Much of the committee's work has been done in secret, and Darling says that's a mistake.
"Trying to steamroll the American people with unpopular changes to taxes and entitlement reform is not democratic," Darling says.
Taxes may be too complicated to address
In an era of political warfare, a rare front of agreement is on eliminating some tax breaks to raise more revenue and to make income taxes simpler.
But, Bixby points out, "some of the things that make the tax code more complicated, the public likes — like home mortgage interest deductions." The less popular tax breaks, like those for oil companies or corporate jets, don't cost nearly as much as mortgage deductions and other popular tax breaks.
One point of contention between the parties is how to use the additional revenue from any tax breaks that are eliminated. Democrats have pushed for lowering the deficit. Republicans have said they want to use the money to lower overall income tax rates. The top tax rate is now 35 percent but will go up to nearly 40 percent in 2013, when the Bush tax cuts are scheduled to expire. One recent GOP proposal would reduce the top rate to 28 percent.
Rewriting the entire tax code in the week before the panel's Nov. 23 deadline is seen as unlikely. The committee reportedly has considered directing that it be done but asking the regular congressional committees to work out the details later.
Darling sees that as mere wishful thinking. "If politicians failed over and over to cut this deal, why would we think it's going to happen in another year?"
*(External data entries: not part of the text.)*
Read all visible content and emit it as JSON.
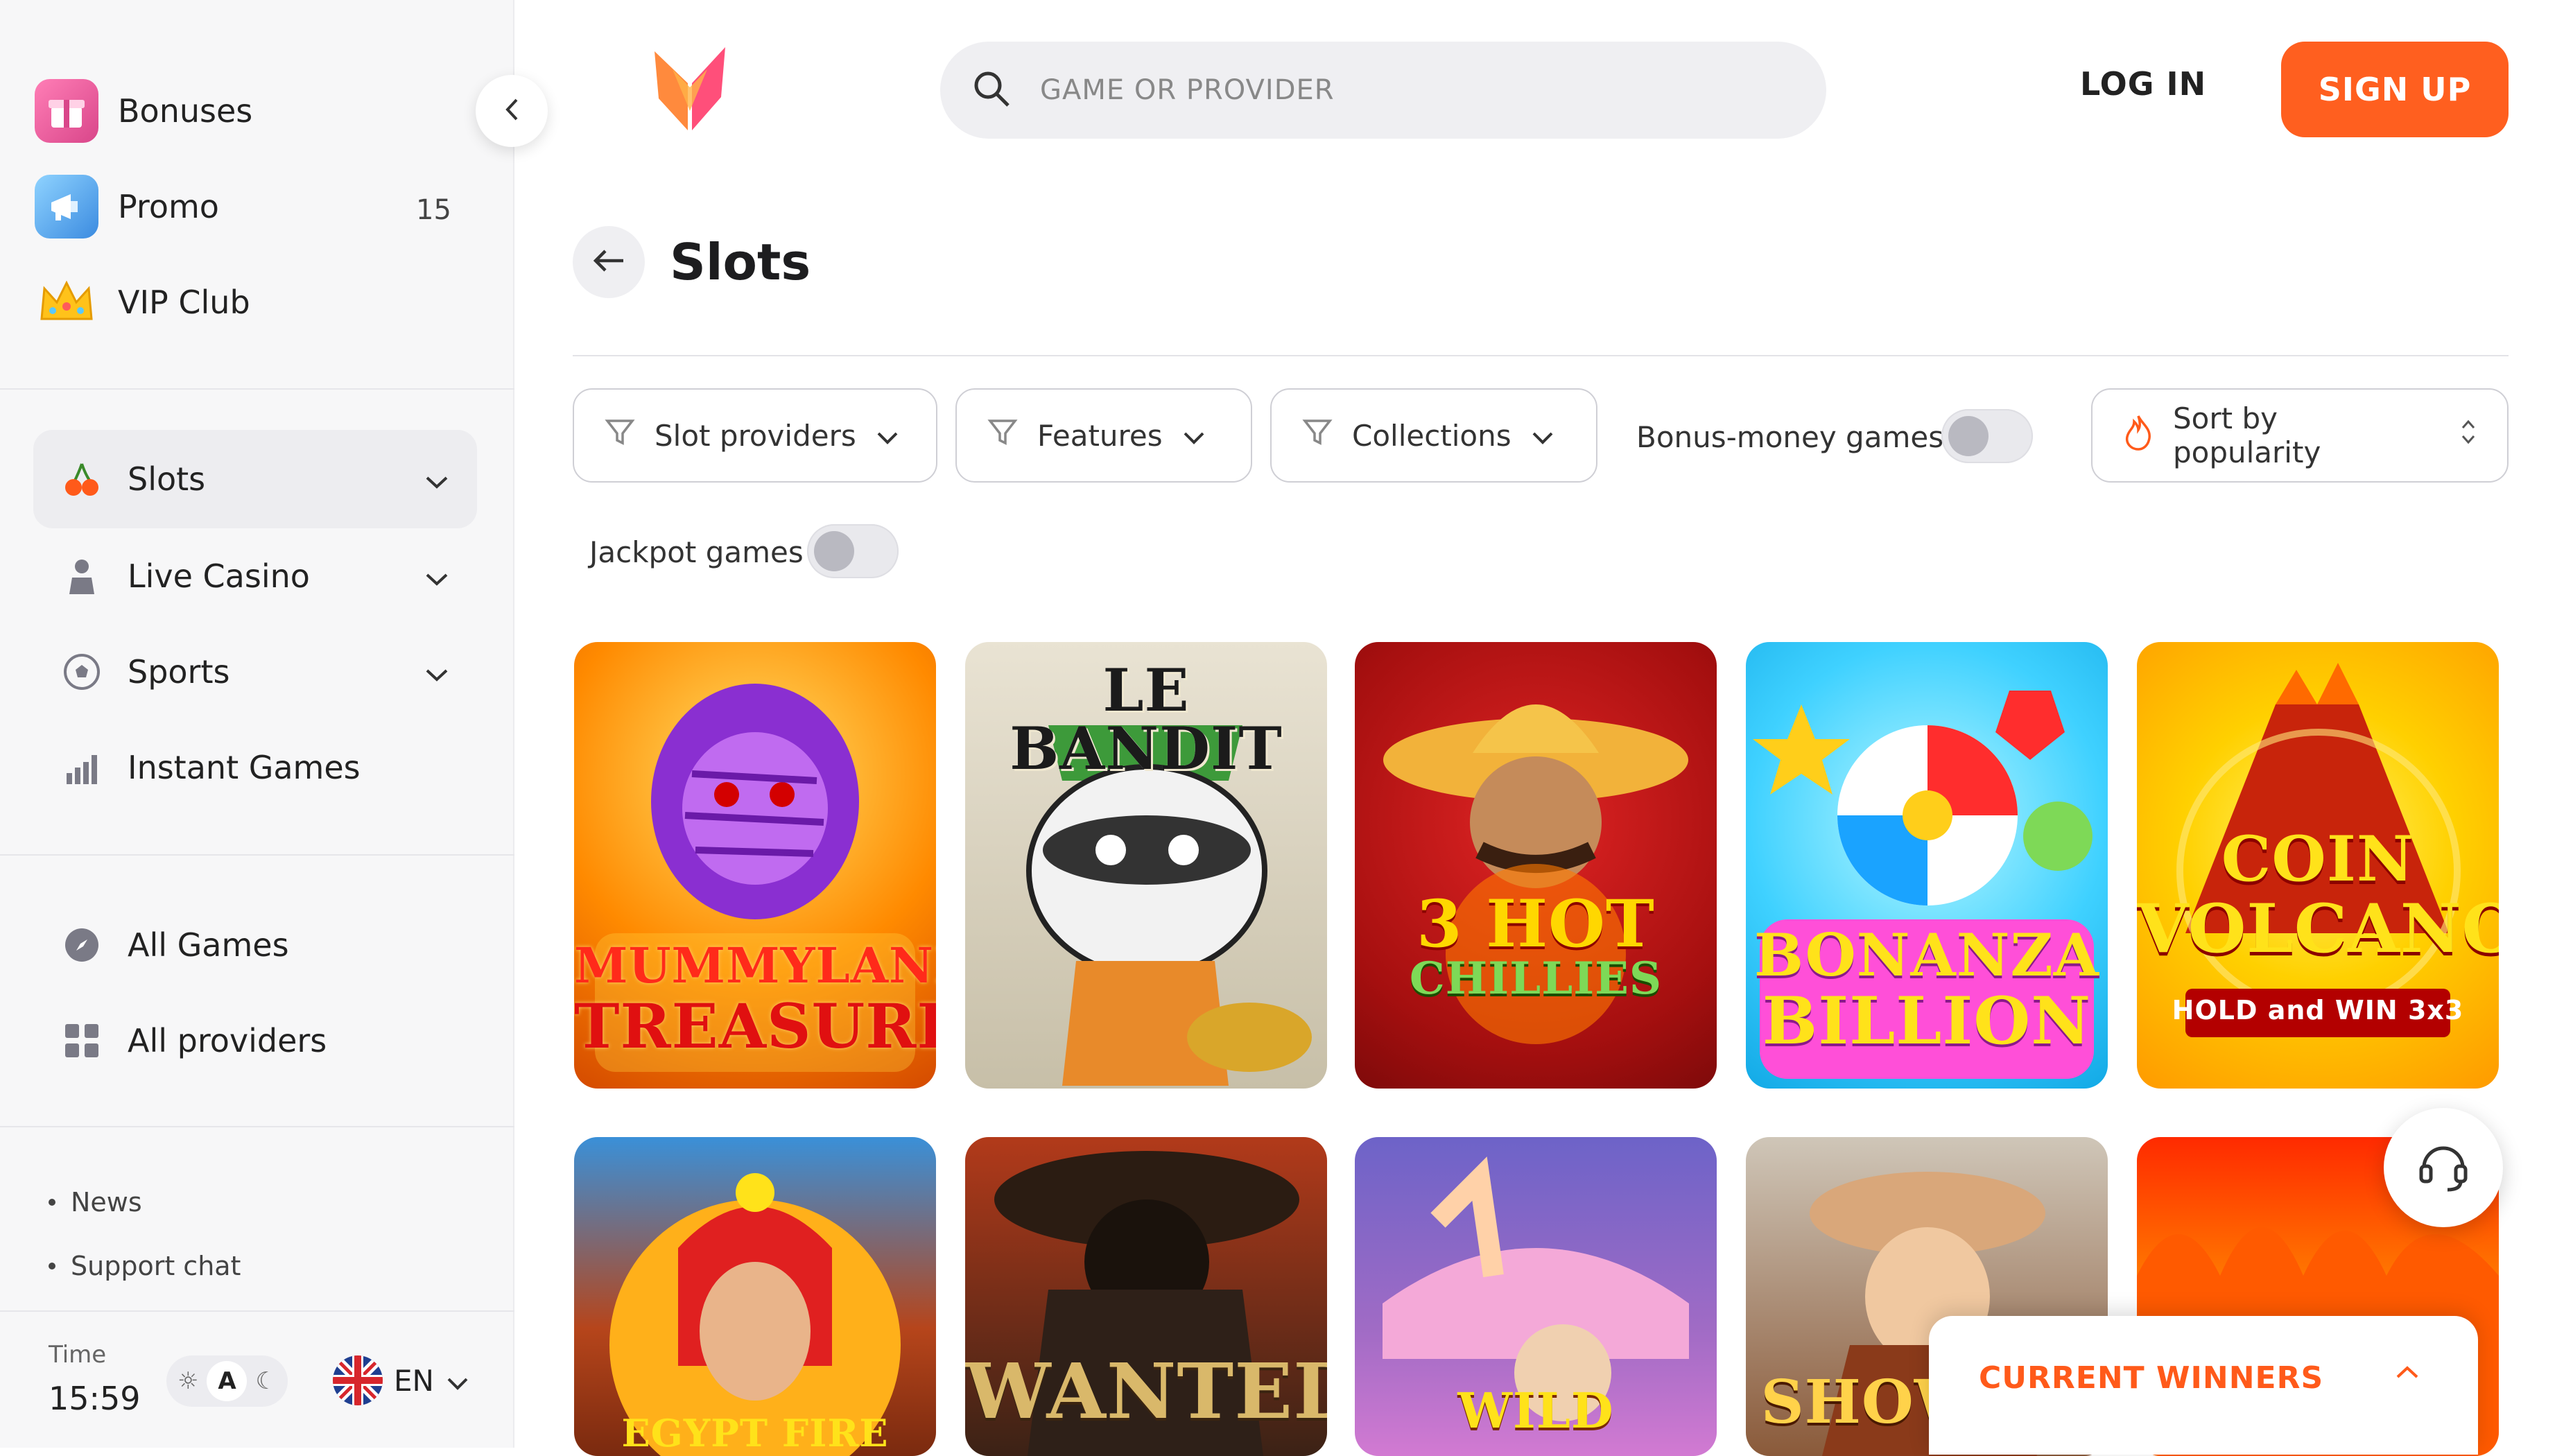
{
  "sidebar": {
    "promos": [
      {
        "label": "Bonuses",
        "icon": "gift-icon"
      },
      {
        "label": "Promo",
        "icon": "megaphone-icon",
        "count": "15"
      },
      {
        "label": "VIP Club",
        "icon": "crown-icon"
      }
    ],
    "nav": [
      {
        "label": "Slots",
        "icon": "cherries-icon",
        "active": true
      },
      {
        "label": "Live Casino",
        "icon": "dealer-icon"
      },
      {
        "label": "Sports",
        "icon": "soccer-ball-icon"
      },
      {
        "label": "Instant Games",
        "icon": "bar-chart-icon"
      }
    ],
    "catalog": [
      {
        "label": "All Games",
        "icon": "compass-icon"
      },
      {
        "label": "All providers",
        "icon": "grid-icon"
      }
    ],
    "links": [
      "News",
      "Support chat"
    ],
    "time_label": "Time",
    "time_value": "15:59",
    "theme": {
      "active": "A"
    },
    "language": "EN"
  },
  "header": {
    "search_placeholder": "GAME OR PROVIDER",
    "login_label": "LOG IN",
    "signup_label": "SIGN UP",
    "accent_color": "#ff5f1f"
  },
  "page": {
    "title": "Slots"
  },
  "filters": {
    "slot_providers": "Slot providers",
    "features": "Features",
    "collections": "Collections",
    "bonus_money_games": "Bonus-money games",
    "jackpot_games": "Jackpot games",
    "sort": "Sort by popularity"
  },
  "games": [
    {
      "line1": "MUMMYLAND",
      "line2": "TREASURES"
    },
    {
      "line1": "LE BANDIT",
      "line2": ""
    },
    {
      "line1": "3 HOT",
      "line2": "CHILLIES"
    },
    {
      "line1": "BONANZA",
      "line2": "BILLION"
    },
    {
      "line1": "COIN",
      "line2": "VOLCANO",
      "line3": "HOLD and WIN 3x3"
    },
    {
      "line1": "EGYPT FIRE"
    },
    {
      "line1": "WANTED"
    },
    {
      "line1": "WILD"
    },
    {
      "line1": "SHOW"
    },
    {
      "line1": ""
    }
  ],
  "winners": {
    "title": "CURRENT WINNERS"
  }
}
Washington politicians have a long history of pulling together deals under deadline pressure, so the supercommittee could still produce $1.2 trillion in deficit savings to ward off across-the-board cuts, or a smaller package that would reduce the automatic cuts. If Congress makes the full $1.5 trillion in cuts, the debt ceiling will be raised as well, forestalling another fight on that.
If the committee fails to offer a package of deficit cuts, it will be a wasted opportunity, Bixby says. The law that established the committee gave its proposals special treatment in Congress. Any proposal would be guaranteed a vote in Congress by Dec. 23 and couldn't be amended or filibustered.
But that's only if the panel can produce a deal by the Nov. 23 deadline.
"They have superpowers. That doesn't mean they are going to do anything with them," Bixby says.
Tamara Lytle is a freelance writer in the Washington, D.C., area who has covered government and politics for more than 20 years.